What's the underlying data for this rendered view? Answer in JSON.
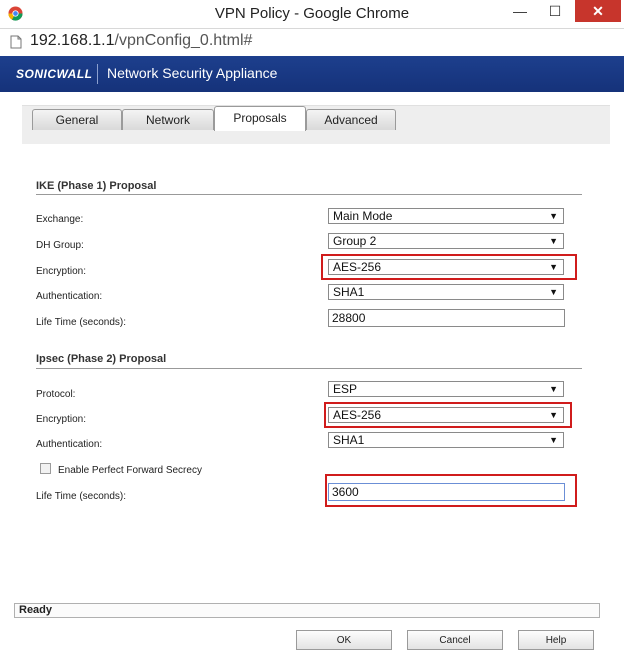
{
  "window": {
    "title": "VPN Policy - Google Chrome",
    "minimize_glyph": "—",
    "maximize_glyph": "☐",
    "close_glyph": "✕"
  },
  "address": {
    "host": "192.168.1.1",
    "path": "/vpnConfig_0.html#"
  },
  "header": {
    "logo": "SONICWALL",
    "product": "Network Security Appliance",
    "brand_color": "#1d3f8d"
  },
  "tabs": [
    {
      "label": "General"
    },
    {
      "label": "Network"
    },
    {
      "label": "Proposals",
      "active": true
    },
    {
      "label": "Advanced"
    }
  ],
  "ike": {
    "title": "IKE (Phase 1) Proposal",
    "exchange": {
      "label": "Exchange:",
      "value": "Main Mode"
    },
    "dh_group": {
      "label": "DH Group:",
      "value": "Group 2"
    },
    "encryption": {
      "label": "Encryption:",
      "value": "AES-256"
    },
    "authentication": {
      "label": "Authentication:",
      "value": "SHA1"
    },
    "lifetime": {
      "label": "Life Time (seconds):",
      "value": "28800"
    }
  },
  "ipsec": {
    "title": "Ipsec (Phase 2) Proposal",
    "protocol": {
      "label": "Protocol:",
      "value": "ESP"
    },
    "encryption": {
      "label": "Encryption:",
      "value": "AES-256"
    },
    "authentication": {
      "label": "Authentication:",
      "value": "SHA1"
    },
    "pfs": {
      "label": "Enable Perfect Forward Secrecy",
      "checked": false
    },
    "lifetime": {
      "label": "Life Time (seconds):",
      "value": "3600"
    }
  },
  "status": {
    "text": "Ready"
  },
  "buttons": {
    "ok": "OK",
    "cancel": "Cancel",
    "help": "Help"
  },
  "icons": {
    "dropdown": "▼"
  },
  "highlight_color": "#d01c1c"
}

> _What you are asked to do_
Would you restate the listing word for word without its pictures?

> _Your response_
What's the underlying data for this rendered view? Answer in JSON.
{
  "window": {
    "title": "VPN Policy - Google Chrome",
    "minimize_glyph": "—",
    "maximize_glyph": "☐",
    "close_glyph": "✕"
  },
  "address": {
    "host": "192.168.1.1",
    "path": "/vpnConfig_0.html#"
  },
  "header": {
    "logo": "SONICWALL",
    "product": "Network Security Appliance",
    "brand_color": "#1d3f8d"
  },
  "tabs": [
    {
      "label": "General"
    },
    {
      "label": "Network"
    },
    {
      "label": "Proposals",
      "active": true
    },
    {
      "label": "Advanced"
    }
  ],
  "ike": {
    "title": "IKE (Phase 1) Proposal",
    "exchange": {
      "label": "Exchange:",
      "value": "Main Mode"
    },
    "dh_group": {
      "label": "DH Group:",
      "value": "Group 2"
    },
    "encryption": {
      "label": "Encryption:",
      "value": "AES-256"
    },
    "authentication": {
      "label": "Authentication:",
      "value": "SHA1"
    },
    "lifetime": {
      "label": "Life Time (seconds):",
      "value": "28800"
    }
  },
  "ipsec": {
    "title": "Ipsec (Phase 2) Proposal",
    "protocol": {
      "label": "Protocol:",
      "value": "ESP"
    },
    "encryption": {
      "label": "Encryption:",
      "value": "AES-256"
    },
    "authentication": {
      "label": "Authentication:",
      "value": "SHA1"
    },
    "pfs": {
      "label": "Enable Perfect Forward Secrecy",
      "checked": false
    },
    "lifetime": {
      "label": "Life Time (seconds):",
      "value": "3600"
    }
  },
  "status": {
    "text": "Ready"
  },
  "buttons": {
    "ok": "OK",
    "cancel": "Cancel",
    "help": "Help"
  },
  "icons": {
    "dropdown": "▼"
  },
  "highlight_color": "#d01c1c"
}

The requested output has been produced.